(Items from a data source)

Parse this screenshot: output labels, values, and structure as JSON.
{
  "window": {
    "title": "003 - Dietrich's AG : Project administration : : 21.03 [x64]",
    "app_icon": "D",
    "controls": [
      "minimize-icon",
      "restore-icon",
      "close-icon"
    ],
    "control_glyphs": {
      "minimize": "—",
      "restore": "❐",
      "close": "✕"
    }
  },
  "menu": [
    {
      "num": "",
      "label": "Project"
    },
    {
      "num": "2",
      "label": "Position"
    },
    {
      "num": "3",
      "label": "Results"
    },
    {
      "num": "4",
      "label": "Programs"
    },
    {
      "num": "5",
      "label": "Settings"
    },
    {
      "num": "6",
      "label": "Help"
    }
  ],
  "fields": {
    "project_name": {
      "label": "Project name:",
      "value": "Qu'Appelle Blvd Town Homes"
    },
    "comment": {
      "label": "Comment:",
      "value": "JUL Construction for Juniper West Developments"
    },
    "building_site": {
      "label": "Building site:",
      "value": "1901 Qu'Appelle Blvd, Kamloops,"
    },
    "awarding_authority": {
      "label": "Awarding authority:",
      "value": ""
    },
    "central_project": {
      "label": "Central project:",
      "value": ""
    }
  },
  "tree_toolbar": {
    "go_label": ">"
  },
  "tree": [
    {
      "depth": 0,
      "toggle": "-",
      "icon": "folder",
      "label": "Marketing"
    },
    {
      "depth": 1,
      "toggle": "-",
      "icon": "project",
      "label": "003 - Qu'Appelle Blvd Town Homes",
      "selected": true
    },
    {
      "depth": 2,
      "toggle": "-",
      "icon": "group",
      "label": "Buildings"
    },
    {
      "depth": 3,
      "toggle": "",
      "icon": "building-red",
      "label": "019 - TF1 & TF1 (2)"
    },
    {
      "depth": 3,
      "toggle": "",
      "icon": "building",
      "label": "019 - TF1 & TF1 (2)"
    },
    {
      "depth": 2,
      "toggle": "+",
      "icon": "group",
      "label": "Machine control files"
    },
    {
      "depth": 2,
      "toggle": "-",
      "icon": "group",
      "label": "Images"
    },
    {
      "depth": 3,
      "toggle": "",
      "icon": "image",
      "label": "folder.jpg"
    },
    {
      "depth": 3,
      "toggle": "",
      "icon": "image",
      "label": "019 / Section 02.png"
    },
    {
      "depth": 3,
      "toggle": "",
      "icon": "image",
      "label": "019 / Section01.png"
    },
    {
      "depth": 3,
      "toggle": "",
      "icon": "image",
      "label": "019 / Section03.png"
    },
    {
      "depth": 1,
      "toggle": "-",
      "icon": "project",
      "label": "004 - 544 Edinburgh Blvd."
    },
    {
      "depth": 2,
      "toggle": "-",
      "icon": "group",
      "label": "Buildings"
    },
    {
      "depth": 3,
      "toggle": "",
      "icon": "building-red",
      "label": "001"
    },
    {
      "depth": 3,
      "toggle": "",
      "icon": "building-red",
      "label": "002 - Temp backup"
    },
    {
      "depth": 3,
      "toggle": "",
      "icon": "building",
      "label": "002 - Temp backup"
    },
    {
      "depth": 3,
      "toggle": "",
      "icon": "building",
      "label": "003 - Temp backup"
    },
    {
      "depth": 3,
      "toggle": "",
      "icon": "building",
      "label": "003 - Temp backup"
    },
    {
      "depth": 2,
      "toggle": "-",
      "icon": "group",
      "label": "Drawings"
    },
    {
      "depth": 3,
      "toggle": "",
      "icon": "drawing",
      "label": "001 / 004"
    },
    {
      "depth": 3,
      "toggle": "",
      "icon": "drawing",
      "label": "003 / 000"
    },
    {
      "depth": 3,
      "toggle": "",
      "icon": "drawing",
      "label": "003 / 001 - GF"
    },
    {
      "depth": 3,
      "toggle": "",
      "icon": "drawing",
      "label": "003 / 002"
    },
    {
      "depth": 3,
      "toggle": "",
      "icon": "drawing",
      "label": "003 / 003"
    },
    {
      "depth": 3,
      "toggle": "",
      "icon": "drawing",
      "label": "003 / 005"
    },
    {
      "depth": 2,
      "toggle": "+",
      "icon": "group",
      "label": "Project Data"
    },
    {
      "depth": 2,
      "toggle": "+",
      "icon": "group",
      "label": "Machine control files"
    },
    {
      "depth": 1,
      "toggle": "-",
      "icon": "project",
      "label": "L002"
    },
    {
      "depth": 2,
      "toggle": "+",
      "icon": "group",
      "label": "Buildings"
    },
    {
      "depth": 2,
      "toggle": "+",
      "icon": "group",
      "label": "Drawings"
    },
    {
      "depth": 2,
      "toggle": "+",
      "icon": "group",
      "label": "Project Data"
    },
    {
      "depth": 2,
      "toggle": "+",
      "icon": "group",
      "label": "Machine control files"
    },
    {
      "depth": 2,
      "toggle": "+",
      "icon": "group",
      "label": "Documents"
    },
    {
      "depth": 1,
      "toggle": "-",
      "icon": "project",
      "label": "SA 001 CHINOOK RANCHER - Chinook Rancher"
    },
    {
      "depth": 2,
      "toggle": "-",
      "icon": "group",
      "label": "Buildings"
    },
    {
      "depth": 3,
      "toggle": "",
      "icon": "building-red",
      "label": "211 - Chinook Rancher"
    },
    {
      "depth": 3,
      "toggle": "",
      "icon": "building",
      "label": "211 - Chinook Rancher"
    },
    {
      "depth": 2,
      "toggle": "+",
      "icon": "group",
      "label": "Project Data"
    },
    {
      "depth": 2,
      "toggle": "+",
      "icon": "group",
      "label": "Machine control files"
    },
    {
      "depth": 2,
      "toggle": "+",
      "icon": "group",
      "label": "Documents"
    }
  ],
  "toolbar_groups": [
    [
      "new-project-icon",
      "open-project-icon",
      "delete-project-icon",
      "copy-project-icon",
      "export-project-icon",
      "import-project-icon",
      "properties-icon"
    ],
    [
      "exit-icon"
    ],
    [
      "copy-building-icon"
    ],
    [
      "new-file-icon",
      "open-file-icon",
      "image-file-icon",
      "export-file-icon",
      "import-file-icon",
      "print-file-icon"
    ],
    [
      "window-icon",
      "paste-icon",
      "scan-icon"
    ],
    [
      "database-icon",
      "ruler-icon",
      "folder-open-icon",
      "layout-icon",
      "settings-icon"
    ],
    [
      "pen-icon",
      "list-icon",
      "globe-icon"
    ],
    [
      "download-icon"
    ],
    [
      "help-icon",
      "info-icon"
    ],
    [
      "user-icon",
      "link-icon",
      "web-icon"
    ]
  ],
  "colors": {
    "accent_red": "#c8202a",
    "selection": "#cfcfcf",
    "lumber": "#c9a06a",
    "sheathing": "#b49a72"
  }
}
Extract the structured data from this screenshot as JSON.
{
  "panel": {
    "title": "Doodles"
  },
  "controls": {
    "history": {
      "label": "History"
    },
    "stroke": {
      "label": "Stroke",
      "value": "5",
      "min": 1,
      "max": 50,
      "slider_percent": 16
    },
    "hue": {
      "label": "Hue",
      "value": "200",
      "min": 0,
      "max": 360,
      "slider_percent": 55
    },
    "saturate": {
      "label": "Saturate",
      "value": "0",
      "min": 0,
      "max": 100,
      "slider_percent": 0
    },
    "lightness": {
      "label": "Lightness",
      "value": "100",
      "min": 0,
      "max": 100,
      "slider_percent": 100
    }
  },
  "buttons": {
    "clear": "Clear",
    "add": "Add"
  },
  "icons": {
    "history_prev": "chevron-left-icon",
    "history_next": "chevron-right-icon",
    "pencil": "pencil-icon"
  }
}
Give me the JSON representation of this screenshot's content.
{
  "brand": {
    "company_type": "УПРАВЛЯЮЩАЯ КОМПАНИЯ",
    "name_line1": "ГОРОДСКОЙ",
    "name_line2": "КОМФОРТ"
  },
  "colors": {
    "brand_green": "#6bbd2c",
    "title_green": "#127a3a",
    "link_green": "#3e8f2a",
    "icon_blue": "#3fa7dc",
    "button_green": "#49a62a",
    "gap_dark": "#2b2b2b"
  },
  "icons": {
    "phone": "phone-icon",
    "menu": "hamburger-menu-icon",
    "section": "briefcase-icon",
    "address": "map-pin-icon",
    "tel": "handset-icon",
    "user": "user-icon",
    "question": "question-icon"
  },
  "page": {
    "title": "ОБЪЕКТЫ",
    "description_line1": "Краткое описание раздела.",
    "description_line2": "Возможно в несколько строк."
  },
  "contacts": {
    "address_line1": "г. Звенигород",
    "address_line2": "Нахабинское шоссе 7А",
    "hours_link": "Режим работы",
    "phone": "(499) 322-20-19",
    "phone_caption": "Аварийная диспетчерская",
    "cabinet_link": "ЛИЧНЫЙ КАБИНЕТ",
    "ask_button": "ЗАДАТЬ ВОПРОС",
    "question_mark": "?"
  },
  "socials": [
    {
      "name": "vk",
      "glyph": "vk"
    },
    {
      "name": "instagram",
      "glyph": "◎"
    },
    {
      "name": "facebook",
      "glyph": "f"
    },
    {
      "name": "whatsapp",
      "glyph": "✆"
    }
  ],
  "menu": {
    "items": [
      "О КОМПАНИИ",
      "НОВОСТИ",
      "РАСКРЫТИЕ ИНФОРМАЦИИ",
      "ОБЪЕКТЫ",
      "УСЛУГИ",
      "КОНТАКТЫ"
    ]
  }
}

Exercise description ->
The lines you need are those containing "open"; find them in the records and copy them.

Exercise answer ->
      "open-project-icon",
      "open-file-icon",
      "folder-open-icon",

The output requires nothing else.